**WHAT TO WORK ON:** The data below is to be returned in full and exactly.

--- SOURCE RECORDS Enclosed Below ---

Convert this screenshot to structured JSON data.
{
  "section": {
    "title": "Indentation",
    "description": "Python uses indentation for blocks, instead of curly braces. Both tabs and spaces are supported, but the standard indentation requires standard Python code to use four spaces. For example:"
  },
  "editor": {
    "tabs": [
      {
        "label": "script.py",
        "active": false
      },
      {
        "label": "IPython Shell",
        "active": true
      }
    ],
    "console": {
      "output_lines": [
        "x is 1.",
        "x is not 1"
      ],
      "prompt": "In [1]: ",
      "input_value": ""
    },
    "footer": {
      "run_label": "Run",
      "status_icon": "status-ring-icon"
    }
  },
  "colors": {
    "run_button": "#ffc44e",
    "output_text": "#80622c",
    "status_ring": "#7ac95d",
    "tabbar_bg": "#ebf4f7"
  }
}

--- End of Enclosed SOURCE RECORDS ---

**EXERCISE RESULT:**
Convert this screenshot to structured JSON data.
{
  "section": {
    "title": "Indentation",
    "description": "Python uses indentation for blocks, instead of curly braces. Both tabs and spaces are supported, but the standard indentation requires standard Python code to use four spaces. For example:"
  },
  "editor": {
    "tabs": [
      {
        "label": "script.py",
        "active": false
      },
      {
        "label": "IPython Shell",
        "active": true
      }
    ],
    "console": {
      "output_lines": [
        "x is 1.",
        "x is not 1"
      ],
      "prompt": "In [1]: ",
      "input_value": ""
    },
    "footer": {
      "run_label": "Run",
      "status_icon": "status-ring-icon"
    }
  },
  "colors": {
    "run_button": "#ffc44e",
    "output_text": "#80622c",
    "status_ring": "#7ac95d",
    "tabbar_bg": "#ebf4f7"
  }
}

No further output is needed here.